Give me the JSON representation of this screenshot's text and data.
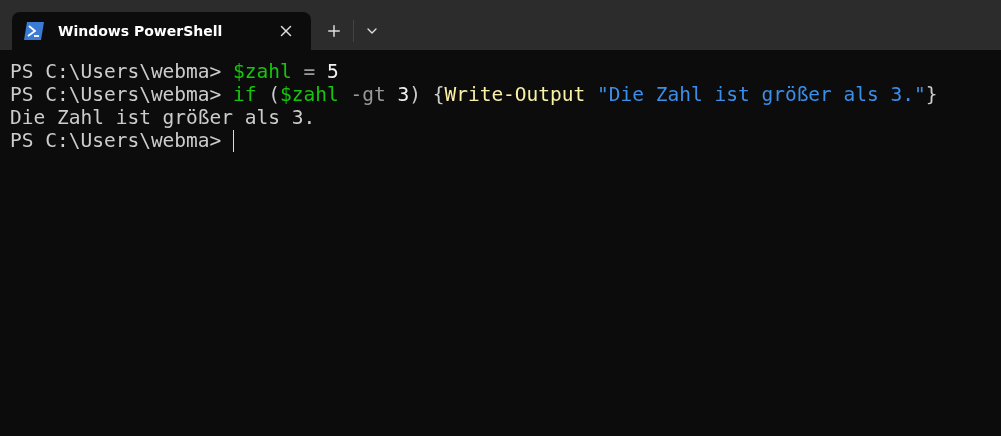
{
  "tabs": [
    {
      "title": "Windows PowerShell",
      "selected": true
    }
  ],
  "terminal": {
    "lines": [
      {
        "segments": [
          {
            "kind": "prompt",
            "text": "PS C:\\Users\\webma> "
          },
          {
            "kind": "variable",
            "text": "$zahl"
          },
          {
            "kind": "operator",
            "text": " = "
          },
          {
            "kind": "number",
            "text": "5"
          }
        ]
      },
      {
        "segments": [
          {
            "kind": "prompt",
            "text": "PS C:\\Users\\webma> "
          },
          {
            "kind": "keyword",
            "text": "if"
          },
          {
            "kind": "plain",
            "text": " ("
          },
          {
            "kind": "variable",
            "text": "$zahl"
          },
          {
            "kind": "operator",
            "text": " -gt "
          },
          {
            "kind": "number",
            "text": "3"
          },
          {
            "kind": "plain",
            "text": ") {"
          },
          {
            "kind": "command",
            "text": "Write-Output "
          },
          {
            "kind": "string",
            "text": "\"Die Zahl ist größer als 3.\""
          },
          {
            "kind": "plain",
            "text": "}"
          }
        ]
      },
      {
        "segments": [
          {
            "kind": "output",
            "text": "Die Zahl ist größer als 3."
          }
        ]
      },
      {
        "segments": [
          {
            "kind": "prompt",
            "text": "PS C:\\Users\\webma> "
          }
        ],
        "cursor": true
      }
    ]
  }
}
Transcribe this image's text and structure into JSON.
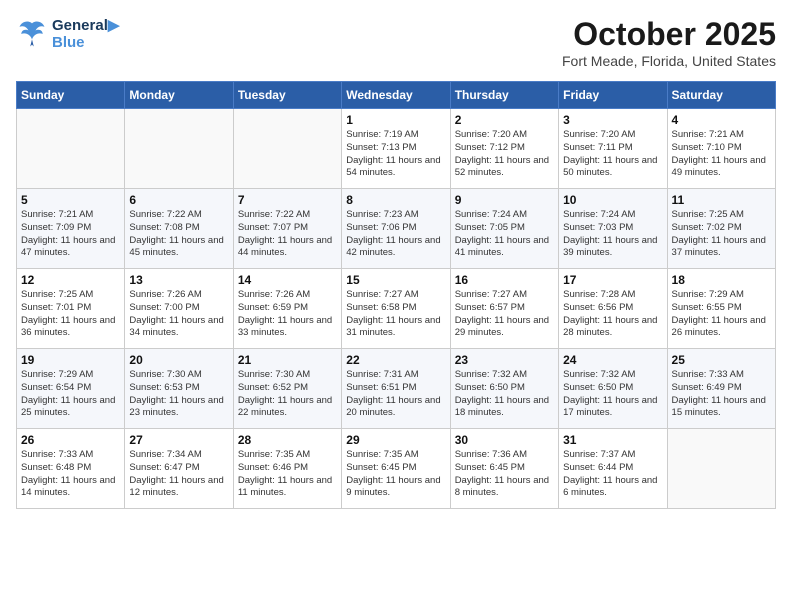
{
  "header": {
    "logo_line1": "General",
    "logo_line2": "Blue",
    "month": "October 2025",
    "location": "Fort Meade, Florida, United States"
  },
  "weekdays": [
    "Sunday",
    "Monday",
    "Tuesday",
    "Wednesday",
    "Thursday",
    "Friday",
    "Saturday"
  ],
  "weeks": [
    [
      {
        "day": "",
        "sunrise": "",
        "sunset": "",
        "daylight": ""
      },
      {
        "day": "",
        "sunrise": "",
        "sunset": "",
        "daylight": ""
      },
      {
        "day": "",
        "sunrise": "",
        "sunset": "",
        "daylight": ""
      },
      {
        "day": "1",
        "sunrise": "Sunrise: 7:19 AM",
        "sunset": "Sunset: 7:13 PM",
        "daylight": "Daylight: 11 hours and 54 minutes."
      },
      {
        "day": "2",
        "sunrise": "Sunrise: 7:20 AM",
        "sunset": "Sunset: 7:12 PM",
        "daylight": "Daylight: 11 hours and 52 minutes."
      },
      {
        "day": "3",
        "sunrise": "Sunrise: 7:20 AM",
        "sunset": "Sunset: 7:11 PM",
        "daylight": "Daylight: 11 hours and 50 minutes."
      },
      {
        "day": "4",
        "sunrise": "Sunrise: 7:21 AM",
        "sunset": "Sunset: 7:10 PM",
        "daylight": "Daylight: 11 hours and 49 minutes."
      }
    ],
    [
      {
        "day": "5",
        "sunrise": "Sunrise: 7:21 AM",
        "sunset": "Sunset: 7:09 PM",
        "daylight": "Daylight: 11 hours and 47 minutes."
      },
      {
        "day": "6",
        "sunrise": "Sunrise: 7:22 AM",
        "sunset": "Sunset: 7:08 PM",
        "daylight": "Daylight: 11 hours and 45 minutes."
      },
      {
        "day": "7",
        "sunrise": "Sunrise: 7:22 AM",
        "sunset": "Sunset: 7:07 PM",
        "daylight": "Daylight: 11 hours and 44 minutes."
      },
      {
        "day": "8",
        "sunrise": "Sunrise: 7:23 AM",
        "sunset": "Sunset: 7:06 PM",
        "daylight": "Daylight: 11 hours and 42 minutes."
      },
      {
        "day": "9",
        "sunrise": "Sunrise: 7:24 AM",
        "sunset": "Sunset: 7:05 PM",
        "daylight": "Daylight: 11 hours and 41 minutes."
      },
      {
        "day": "10",
        "sunrise": "Sunrise: 7:24 AM",
        "sunset": "Sunset: 7:03 PM",
        "daylight": "Daylight: 11 hours and 39 minutes."
      },
      {
        "day": "11",
        "sunrise": "Sunrise: 7:25 AM",
        "sunset": "Sunset: 7:02 PM",
        "daylight": "Daylight: 11 hours and 37 minutes."
      }
    ],
    [
      {
        "day": "12",
        "sunrise": "Sunrise: 7:25 AM",
        "sunset": "Sunset: 7:01 PM",
        "daylight": "Daylight: 11 hours and 36 minutes."
      },
      {
        "day": "13",
        "sunrise": "Sunrise: 7:26 AM",
        "sunset": "Sunset: 7:00 PM",
        "daylight": "Daylight: 11 hours and 34 minutes."
      },
      {
        "day": "14",
        "sunrise": "Sunrise: 7:26 AM",
        "sunset": "Sunset: 6:59 PM",
        "daylight": "Daylight: 11 hours and 33 minutes."
      },
      {
        "day": "15",
        "sunrise": "Sunrise: 7:27 AM",
        "sunset": "Sunset: 6:58 PM",
        "daylight": "Daylight: 11 hours and 31 minutes."
      },
      {
        "day": "16",
        "sunrise": "Sunrise: 7:27 AM",
        "sunset": "Sunset: 6:57 PM",
        "daylight": "Daylight: 11 hours and 29 minutes."
      },
      {
        "day": "17",
        "sunrise": "Sunrise: 7:28 AM",
        "sunset": "Sunset: 6:56 PM",
        "daylight": "Daylight: 11 hours and 28 minutes."
      },
      {
        "day": "18",
        "sunrise": "Sunrise: 7:29 AM",
        "sunset": "Sunset: 6:55 PM",
        "daylight": "Daylight: 11 hours and 26 minutes."
      }
    ],
    [
      {
        "day": "19",
        "sunrise": "Sunrise: 7:29 AM",
        "sunset": "Sunset: 6:54 PM",
        "daylight": "Daylight: 11 hours and 25 minutes."
      },
      {
        "day": "20",
        "sunrise": "Sunrise: 7:30 AM",
        "sunset": "Sunset: 6:53 PM",
        "daylight": "Daylight: 11 hours and 23 minutes."
      },
      {
        "day": "21",
        "sunrise": "Sunrise: 7:30 AM",
        "sunset": "Sunset: 6:52 PM",
        "daylight": "Daylight: 11 hours and 22 minutes."
      },
      {
        "day": "22",
        "sunrise": "Sunrise: 7:31 AM",
        "sunset": "Sunset: 6:51 PM",
        "daylight": "Daylight: 11 hours and 20 minutes."
      },
      {
        "day": "23",
        "sunrise": "Sunrise: 7:32 AM",
        "sunset": "Sunset: 6:50 PM",
        "daylight": "Daylight: 11 hours and 18 minutes."
      },
      {
        "day": "24",
        "sunrise": "Sunrise: 7:32 AM",
        "sunset": "Sunset: 6:50 PM",
        "daylight": "Daylight: 11 hours and 17 minutes."
      },
      {
        "day": "25",
        "sunrise": "Sunrise: 7:33 AM",
        "sunset": "Sunset: 6:49 PM",
        "daylight": "Daylight: 11 hours and 15 minutes."
      }
    ],
    [
      {
        "day": "26",
        "sunrise": "Sunrise: 7:33 AM",
        "sunset": "Sunset: 6:48 PM",
        "daylight": "Daylight: 11 hours and 14 minutes."
      },
      {
        "day": "27",
        "sunrise": "Sunrise: 7:34 AM",
        "sunset": "Sunset: 6:47 PM",
        "daylight": "Daylight: 11 hours and 12 minutes."
      },
      {
        "day": "28",
        "sunrise": "Sunrise: 7:35 AM",
        "sunset": "Sunset: 6:46 PM",
        "daylight": "Daylight: 11 hours and 11 minutes."
      },
      {
        "day": "29",
        "sunrise": "Sunrise: 7:35 AM",
        "sunset": "Sunset: 6:45 PM",
        "daylight": "Daylight: 11 hours and 9 minutes."
      },
      {
        "day": "30",
        "sunrise": "Sunrise: 7:36 AM",
        "sunset": "Sunset: 6:45 PM",
        "daylight": "Daylight: 11 hours and 8 minutes."
      },
      {
        "day": "31",
        "sunrise": "Sunrise: 7:37 AM",
        "sunset": "Sunset: 6:44 PM",
        "daylight": "Daylight: 11 hours and 6 minutes."
      },
      {
        "day": "",
        "sunrise": "",
        "sunset": "",
        "daylight": ""
      }
    ]
  ]
}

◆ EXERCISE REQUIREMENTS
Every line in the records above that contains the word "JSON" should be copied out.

◆ ANSWER BELOW
Give me the JSON representation of this screenshot's text and data.
Transcribe this image's text and structure into JSON.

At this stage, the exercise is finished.